MSF doctors return to Guinea to fight virus
Doctors Without Borders (MSF) has reopened its Ebola-era hospital in Guinea, only four years since that epidemic ended, as coronavirus cases soar in the West African state.
The country is struggling to curb the virus, despite enacting imposing travel restrictions and a night-time curfew, raising fears about its capacity to contain a growing outbreak.
Guinea's weak healthcare system is now straining under the pressure, with authorities having recorded some 3,000 coronavirus cases to date, and 30 fatalities.
The main hospital in the capital Conakry has already been overwhelmed, for example.
Coronavirus also comes on the heels of the 2014-2016 West Africa Ebola epidemic, which killed around 2,500 people in the nation of some 13 million people.
In a sign of the gravity of the situation, MSF doctors -- once a common sight during the Ebola crisis -- have returned to the country.
At the end of April, the medical NGO reopened a 75-bed medical centre in a Conakry suburb of Nongo, originally built for about a million euros ($1.1 million) at the height of the Ebola crisis.
"The men in yellow are back," said Amadou, a young motorcycle taxi driver who was passing by the clinic, referring to the signature canary-coloured gowns of MSF workers.
Some 130 patients with mild COVID-19 symptoms have already been treated in the Nongo centre, inside white tents flying the MSF flag.
NGO officials have also indicated that they could expand the centre too, in order to accommodate patients with severe symptoms.
Fear of death
In order to protect the safety of medical staff, the MSF hospital has a strict barrier that cordons off coronavirus patients.
In the room where medics prepare to enter the coronavirus zone, medical staff carefully help each other put on protective gear, such as masks and gloves, in groups of two.
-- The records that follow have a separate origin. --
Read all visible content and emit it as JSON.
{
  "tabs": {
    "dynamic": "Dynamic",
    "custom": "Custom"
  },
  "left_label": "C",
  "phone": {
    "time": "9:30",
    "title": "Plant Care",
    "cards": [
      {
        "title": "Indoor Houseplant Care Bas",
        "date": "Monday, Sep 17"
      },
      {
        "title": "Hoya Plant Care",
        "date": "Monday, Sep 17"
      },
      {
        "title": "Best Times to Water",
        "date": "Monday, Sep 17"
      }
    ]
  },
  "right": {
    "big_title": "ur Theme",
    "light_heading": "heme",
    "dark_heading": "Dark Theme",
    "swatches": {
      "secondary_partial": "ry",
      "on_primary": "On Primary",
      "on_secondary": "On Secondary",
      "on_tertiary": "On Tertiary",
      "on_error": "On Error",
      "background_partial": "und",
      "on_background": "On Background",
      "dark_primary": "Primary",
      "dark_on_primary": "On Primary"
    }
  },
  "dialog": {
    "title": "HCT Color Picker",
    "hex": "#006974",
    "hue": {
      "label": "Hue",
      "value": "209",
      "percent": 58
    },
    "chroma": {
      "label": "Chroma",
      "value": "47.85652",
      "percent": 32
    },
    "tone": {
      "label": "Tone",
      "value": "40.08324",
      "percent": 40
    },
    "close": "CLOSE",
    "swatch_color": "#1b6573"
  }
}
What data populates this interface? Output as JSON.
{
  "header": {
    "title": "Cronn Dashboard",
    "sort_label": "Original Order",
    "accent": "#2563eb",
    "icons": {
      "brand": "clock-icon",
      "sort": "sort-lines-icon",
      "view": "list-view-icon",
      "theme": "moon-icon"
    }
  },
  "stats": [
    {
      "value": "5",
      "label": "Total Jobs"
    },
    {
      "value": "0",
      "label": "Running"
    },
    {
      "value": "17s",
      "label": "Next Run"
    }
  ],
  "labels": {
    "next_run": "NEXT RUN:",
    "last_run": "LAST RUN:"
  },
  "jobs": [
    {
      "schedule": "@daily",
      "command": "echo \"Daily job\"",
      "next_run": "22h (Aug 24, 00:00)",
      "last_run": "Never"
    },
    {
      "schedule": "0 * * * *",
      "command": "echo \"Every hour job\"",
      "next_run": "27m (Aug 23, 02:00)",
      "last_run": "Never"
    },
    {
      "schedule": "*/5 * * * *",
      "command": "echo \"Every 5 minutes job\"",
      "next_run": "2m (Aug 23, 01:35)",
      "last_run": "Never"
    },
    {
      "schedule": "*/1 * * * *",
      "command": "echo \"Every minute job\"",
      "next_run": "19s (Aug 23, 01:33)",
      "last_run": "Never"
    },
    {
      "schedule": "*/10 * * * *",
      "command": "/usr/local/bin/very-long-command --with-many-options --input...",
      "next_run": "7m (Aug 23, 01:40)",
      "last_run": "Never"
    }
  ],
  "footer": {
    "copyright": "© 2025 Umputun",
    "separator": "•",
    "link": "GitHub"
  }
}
"Many of our teams are repeating the gestures they learned during the anti-Ebola response," said Nanamoudou Traore, the hospital's head doctor.
But patients find the sight of doctors in full protective regalia overwhelming, he added, and are often afraid to come to the hospital.
Their fears are justified: few patients left the Nongo hospital alive during the Ebola epidemic.
MSF's head of mission in Guinea, Arnaud Badinier, said that there had been a 70-percent risk of death for admitted Ebola patients.
"The current epidemic is much wider, but at the same time it causes far fewer deaths," he said.
Measures such as social distancing, which can slow coronavirus, are poorly respected in Guinea, however.
More work needs to be done to educate people about how the virus' aerial mode of transmission differs to the way Ebola spread via bodily fluids, Badinier said.
MSF is also concerned that attention to Guinea's slew of other health problems -- such as measles, malaria and HIV/AIDS -- will fall by the wayside amid the pandemic.
"The health needs in Guinea remain immense and the health system fragile," Badinier said, adding that addressing those problems had already been challenging.
"The Covid-19 pandemic must not make the situation worse".
The medical NGO is on the frontlines of fighting coronavirus in poor countries around the world, and is present in 25 African countries.
According to MSF spokeswoman Scheherazade Bouabid, it has responded by adapting existing health schemes, or establishing new ones in virus hot spots.
Some of the work includes training medical staff, of supplying hospitals with oxygen for struggling coronavirus patients.
Bouabid said that in Ivory Coast, Mali and the Democratic Republic of Congo, MSF has also teamed up with local organisations to distribute "more than a million masks free of charge".